When a line in the listing below contains the word "texte", return a copy of that line.

- [Data records]
::::

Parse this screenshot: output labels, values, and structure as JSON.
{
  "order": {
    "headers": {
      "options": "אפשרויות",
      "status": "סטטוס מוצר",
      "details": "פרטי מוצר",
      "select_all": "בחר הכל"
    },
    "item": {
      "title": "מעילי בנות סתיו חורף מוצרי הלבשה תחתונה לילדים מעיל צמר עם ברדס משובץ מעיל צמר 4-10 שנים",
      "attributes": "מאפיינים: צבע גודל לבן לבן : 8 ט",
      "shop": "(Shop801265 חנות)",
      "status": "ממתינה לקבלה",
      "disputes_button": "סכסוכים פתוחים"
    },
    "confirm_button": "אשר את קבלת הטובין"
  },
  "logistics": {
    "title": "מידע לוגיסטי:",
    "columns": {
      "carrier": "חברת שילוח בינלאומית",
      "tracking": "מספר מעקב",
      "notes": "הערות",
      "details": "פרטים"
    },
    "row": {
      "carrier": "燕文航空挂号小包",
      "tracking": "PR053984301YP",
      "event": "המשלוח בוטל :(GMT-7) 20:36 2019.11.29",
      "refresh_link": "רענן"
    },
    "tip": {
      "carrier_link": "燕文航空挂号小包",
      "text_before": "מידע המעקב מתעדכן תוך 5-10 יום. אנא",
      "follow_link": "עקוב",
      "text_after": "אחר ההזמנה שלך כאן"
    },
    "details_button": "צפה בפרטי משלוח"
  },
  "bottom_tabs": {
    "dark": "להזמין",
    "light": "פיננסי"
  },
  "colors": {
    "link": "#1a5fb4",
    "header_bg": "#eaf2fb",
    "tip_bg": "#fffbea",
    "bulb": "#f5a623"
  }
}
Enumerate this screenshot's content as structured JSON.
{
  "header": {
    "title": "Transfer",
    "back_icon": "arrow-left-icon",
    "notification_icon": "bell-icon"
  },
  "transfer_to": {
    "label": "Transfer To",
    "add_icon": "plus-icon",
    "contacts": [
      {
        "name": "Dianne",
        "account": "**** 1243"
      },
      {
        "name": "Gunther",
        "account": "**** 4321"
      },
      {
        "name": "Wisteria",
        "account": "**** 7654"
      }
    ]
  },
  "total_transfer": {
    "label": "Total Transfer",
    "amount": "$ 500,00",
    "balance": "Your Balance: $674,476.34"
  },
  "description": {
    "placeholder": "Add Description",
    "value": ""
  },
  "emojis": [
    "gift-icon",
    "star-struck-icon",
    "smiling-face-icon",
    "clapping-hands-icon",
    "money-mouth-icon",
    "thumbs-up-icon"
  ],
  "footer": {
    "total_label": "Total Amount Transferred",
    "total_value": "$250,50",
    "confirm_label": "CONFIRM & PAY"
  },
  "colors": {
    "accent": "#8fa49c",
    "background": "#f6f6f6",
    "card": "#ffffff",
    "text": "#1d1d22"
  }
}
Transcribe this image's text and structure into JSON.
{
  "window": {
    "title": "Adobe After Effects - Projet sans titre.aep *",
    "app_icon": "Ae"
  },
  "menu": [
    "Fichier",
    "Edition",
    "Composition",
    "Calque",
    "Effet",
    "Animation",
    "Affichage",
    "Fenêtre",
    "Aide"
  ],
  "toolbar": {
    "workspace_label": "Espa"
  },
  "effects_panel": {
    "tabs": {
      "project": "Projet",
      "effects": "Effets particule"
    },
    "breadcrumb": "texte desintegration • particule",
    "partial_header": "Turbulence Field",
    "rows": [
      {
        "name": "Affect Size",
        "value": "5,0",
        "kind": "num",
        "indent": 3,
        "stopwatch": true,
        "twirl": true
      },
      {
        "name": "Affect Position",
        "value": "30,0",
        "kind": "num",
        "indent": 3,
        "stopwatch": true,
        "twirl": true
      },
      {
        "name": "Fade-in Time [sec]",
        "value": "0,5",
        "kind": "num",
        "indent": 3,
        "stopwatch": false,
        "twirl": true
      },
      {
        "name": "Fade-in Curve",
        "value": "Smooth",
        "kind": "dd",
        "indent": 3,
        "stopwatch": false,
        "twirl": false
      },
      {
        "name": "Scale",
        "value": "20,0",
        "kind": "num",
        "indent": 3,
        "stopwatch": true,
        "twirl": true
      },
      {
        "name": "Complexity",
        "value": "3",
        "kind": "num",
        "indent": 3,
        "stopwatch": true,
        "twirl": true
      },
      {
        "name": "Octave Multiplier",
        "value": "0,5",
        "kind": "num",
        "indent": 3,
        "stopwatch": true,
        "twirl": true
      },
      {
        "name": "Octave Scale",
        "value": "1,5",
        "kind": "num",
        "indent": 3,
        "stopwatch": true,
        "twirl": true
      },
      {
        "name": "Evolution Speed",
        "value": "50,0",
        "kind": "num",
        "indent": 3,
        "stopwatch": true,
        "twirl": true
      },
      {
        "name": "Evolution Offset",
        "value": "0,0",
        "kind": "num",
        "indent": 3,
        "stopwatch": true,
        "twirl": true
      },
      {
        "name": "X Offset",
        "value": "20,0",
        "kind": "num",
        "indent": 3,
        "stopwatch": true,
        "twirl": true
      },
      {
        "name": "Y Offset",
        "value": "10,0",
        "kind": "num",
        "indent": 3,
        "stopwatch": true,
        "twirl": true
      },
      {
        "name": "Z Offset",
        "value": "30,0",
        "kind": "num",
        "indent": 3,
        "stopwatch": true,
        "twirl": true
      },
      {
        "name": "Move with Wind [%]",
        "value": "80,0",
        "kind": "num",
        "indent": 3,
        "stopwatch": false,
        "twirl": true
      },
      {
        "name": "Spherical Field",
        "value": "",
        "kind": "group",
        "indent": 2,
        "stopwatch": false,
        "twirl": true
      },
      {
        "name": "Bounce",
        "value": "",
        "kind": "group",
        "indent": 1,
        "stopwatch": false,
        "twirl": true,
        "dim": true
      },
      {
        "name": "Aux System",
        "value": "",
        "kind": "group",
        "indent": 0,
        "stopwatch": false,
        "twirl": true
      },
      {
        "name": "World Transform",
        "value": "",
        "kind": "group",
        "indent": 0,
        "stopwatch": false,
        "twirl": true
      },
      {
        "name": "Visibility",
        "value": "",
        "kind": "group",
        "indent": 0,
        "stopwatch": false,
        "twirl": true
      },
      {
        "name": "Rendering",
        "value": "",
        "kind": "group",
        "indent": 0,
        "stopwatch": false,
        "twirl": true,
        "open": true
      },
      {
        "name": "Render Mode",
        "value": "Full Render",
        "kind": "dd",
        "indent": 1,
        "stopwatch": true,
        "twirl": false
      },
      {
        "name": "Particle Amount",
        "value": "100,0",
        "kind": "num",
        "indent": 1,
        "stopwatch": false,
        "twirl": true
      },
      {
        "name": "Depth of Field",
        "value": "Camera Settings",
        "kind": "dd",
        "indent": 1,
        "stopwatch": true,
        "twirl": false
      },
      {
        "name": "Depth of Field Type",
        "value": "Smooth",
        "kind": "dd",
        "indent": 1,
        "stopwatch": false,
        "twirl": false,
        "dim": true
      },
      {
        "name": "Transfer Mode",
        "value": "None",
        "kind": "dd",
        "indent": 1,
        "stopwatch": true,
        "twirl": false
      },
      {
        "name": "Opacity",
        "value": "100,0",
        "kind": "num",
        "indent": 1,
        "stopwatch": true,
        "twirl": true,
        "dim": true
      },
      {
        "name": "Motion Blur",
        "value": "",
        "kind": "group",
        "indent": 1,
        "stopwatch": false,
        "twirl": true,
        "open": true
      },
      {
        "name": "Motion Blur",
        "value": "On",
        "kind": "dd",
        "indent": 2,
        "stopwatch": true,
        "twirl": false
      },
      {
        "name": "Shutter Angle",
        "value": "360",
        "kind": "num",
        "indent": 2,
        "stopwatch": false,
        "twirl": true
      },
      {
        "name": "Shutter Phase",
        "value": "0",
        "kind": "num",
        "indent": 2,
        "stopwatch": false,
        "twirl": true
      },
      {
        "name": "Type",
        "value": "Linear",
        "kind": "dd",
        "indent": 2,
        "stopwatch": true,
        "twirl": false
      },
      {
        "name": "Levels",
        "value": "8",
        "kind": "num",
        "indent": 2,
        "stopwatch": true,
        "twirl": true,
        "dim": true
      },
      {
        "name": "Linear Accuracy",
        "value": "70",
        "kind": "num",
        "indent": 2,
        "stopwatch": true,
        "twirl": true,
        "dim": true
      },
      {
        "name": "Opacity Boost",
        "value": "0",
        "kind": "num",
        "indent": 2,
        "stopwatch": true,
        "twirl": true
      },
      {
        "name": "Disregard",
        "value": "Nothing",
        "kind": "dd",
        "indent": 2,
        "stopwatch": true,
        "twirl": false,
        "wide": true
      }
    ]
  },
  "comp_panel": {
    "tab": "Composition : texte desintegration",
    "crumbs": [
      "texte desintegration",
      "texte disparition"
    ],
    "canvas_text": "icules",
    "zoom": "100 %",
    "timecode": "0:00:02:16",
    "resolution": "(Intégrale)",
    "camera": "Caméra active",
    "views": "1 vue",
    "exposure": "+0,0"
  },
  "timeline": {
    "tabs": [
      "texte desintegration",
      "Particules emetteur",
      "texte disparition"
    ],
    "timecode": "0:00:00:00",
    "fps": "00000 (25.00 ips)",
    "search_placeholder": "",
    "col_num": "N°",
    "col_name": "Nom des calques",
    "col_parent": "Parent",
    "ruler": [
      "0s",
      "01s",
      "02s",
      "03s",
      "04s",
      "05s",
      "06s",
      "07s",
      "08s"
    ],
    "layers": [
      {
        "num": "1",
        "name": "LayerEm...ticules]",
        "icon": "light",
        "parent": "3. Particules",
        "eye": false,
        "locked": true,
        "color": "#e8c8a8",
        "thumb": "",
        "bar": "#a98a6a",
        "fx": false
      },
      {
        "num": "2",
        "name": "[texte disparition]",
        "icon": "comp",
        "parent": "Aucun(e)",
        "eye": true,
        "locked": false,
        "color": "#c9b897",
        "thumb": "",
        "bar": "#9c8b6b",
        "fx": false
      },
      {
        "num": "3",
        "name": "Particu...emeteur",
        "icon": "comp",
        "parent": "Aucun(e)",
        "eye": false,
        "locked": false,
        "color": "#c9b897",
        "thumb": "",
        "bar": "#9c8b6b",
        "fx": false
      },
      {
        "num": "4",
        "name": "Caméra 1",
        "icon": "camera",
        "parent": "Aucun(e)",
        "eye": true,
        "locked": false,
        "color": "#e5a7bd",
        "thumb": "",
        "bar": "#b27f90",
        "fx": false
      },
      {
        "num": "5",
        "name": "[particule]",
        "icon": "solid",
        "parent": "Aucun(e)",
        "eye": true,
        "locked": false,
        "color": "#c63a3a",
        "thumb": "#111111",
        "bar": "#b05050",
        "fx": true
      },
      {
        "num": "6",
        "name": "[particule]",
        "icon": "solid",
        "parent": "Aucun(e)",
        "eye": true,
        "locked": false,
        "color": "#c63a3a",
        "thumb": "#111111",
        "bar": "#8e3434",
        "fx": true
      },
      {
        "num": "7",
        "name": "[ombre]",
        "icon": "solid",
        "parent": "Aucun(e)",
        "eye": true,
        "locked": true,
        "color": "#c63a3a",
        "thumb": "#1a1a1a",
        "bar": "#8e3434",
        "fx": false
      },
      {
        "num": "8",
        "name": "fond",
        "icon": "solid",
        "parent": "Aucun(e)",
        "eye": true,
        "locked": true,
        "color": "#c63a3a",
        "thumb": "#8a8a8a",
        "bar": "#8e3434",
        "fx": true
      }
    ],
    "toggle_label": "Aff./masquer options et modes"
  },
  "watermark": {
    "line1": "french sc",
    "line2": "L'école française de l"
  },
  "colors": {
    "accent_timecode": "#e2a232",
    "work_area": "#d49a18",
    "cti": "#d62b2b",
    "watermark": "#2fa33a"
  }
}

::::

- [Solution for this task]
    "breadcrumb": "texte desintegration • particule",
    "tab": "Composition : texte desintegration",
      "texte desintegration",
      "texte disparition"
      "texte desintegration",
      "texte disparition"
        "name": "[texte disparition]",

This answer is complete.